Write out every entry word for word.
● ● ● ●
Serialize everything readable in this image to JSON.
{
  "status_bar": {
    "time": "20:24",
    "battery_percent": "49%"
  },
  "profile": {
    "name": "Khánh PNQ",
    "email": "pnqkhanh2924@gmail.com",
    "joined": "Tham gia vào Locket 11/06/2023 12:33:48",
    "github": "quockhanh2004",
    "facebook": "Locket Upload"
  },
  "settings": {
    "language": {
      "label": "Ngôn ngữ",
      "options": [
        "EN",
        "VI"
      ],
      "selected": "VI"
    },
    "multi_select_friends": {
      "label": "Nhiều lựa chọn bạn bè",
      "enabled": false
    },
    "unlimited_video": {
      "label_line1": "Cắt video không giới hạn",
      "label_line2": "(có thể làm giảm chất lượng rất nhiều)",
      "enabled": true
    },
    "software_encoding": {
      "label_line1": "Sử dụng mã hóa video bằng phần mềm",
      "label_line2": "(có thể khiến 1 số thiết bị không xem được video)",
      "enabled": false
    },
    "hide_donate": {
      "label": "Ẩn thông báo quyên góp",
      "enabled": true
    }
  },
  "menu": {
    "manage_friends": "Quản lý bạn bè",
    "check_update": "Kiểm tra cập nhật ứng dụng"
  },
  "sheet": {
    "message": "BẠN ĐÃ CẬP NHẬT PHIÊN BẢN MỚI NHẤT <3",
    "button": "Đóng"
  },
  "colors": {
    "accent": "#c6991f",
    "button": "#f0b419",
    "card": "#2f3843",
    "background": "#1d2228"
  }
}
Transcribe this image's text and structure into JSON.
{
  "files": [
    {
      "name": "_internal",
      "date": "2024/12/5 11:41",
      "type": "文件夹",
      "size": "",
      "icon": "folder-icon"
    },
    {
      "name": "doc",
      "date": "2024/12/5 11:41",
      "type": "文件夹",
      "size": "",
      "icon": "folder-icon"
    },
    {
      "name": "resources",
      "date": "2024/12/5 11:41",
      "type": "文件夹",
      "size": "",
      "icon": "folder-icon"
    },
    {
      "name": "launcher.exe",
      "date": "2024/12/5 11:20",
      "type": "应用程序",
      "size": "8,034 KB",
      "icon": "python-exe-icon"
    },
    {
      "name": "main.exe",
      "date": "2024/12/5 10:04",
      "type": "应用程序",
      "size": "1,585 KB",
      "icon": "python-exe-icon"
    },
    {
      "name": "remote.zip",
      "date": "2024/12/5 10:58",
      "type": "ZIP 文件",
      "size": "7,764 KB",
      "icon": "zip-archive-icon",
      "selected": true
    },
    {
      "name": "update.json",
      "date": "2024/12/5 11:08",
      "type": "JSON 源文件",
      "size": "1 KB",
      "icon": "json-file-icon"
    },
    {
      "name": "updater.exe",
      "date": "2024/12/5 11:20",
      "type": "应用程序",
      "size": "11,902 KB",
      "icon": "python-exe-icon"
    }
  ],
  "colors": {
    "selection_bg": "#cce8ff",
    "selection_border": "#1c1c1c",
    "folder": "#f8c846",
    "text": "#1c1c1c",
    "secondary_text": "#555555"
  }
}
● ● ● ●
**Answer section**
Serialize everything readable in this image to JSON.
{
  "status_bar": {
    "time": "20:24",
    "battery_percent": "49%"
  },
  "profile": {
    "name": "Khánh PNQ",
    "email": "pnqkhanh2924@gmail.com",
    "joined": "Tham gia vào Locket 11/06/2023 12:33:48",
    "github": "quockhanh2004",
    "facebook": "Locket Upload"
  },
  "settings": {
    "language": {
      "label": "Ngôn ngữ",
      "options": [
        "EN",
        "VI"
      ],
      "selected": "VI"
    },
    "multi_select_friends": {
      "label": "Nhiều lựa chọn bạn bè",
      "enabled": false
    },
    "unlimited_video": {
      "label_line1": "Cắt video không giới hạn",
      "label_line2": "(có thể làm giảm chất lượng rất nhiều)",
      "enabled": true
    },
    "software_encoding": {
      "label_line1": "Sử dụng mã hóa video bằng phần mềm",
      "label_line2": "(có thể khiến 1 số thiết bị không xem được video)",
      "enabled": false
    },
    "hide_donate": {
      "label": "Ẩn thông báo quyên góp",
      "enabled": true
    }
  },
  "menu": {
    "manage_friends": "Quản lý bạn bè",
    "check_update": "Kiểm tra cập nhật ứng dụng"
  },
  "sheet": {
    "message": "BẠN ĐÃ CẬP NHẬT PHIÊN BẢN MỚI NHẤT <3",
    "button": "Đóng"
  },
  "colors": {
    "accent": "#c6991f",
    "button": "#f0b419",
    "card": "#2f3843",
    "background": "#1d2228"
  }
}
Transcribe this image's text and structure into JSON.
{
  "files": [
    {
      "name": "_internal",
      "date": "2024/12/5 11:41",
      "type": "文件夹",
      "size": "",
      "icon": "folder-icon"
    },
    {
      "name": "doc",
      "date": "2024/12/5 11:41",
      "type": "文件夹",
      "size": "",
      "icon": "folder-icon"
    },
    {
      "name": "resources",
      "date": "2024/12/5 11:41",
      "type": "文件夹",
      "size": "",
      "icon": "folder-icon"
    },
    {
      "name": "launcher.exe",
      "date": "2024/12/5 11:20",
      "type": "应用程序",
      "size": "8,034 KB",
      "icon": "python-exe-icon"
    },
    {
      "name": "main.exe",
      "date": "2024/12/5 10:04",
      "type": "应用程序",
      "size": "1,585 KB",
      "icon": "python-exe-icon"
    },
    {
      "name": "remote.zip",
      "date": "2024/12/5 10:58",
      "type": "ZIP 文件",
      "size": "7,764 KB",
      "icon": "zip-archive-icon",
      "selected": true
    },
    {
      "name": "update.json",
      "date": "2024/12/5 11:08",
      "type": "JSON 源文件",
      "size": "1 KB",
      "icon": "json-file-icon"
    },
    {
      "name": "updater.exe",
      "date": "2024/12/5 11:20",
      "type": "应用程序",
      "size": "11,902 KB",
      "icon": "python-exe-icon"
    }
  ],
  "colors": {
    "selection_bg": "#cce8ff",
    "selection_border": "#1c1c1c",
    "folder": "#f8c846",
    "text": "#1c1c1c",
    "secondary_text": "#555555"
  }
}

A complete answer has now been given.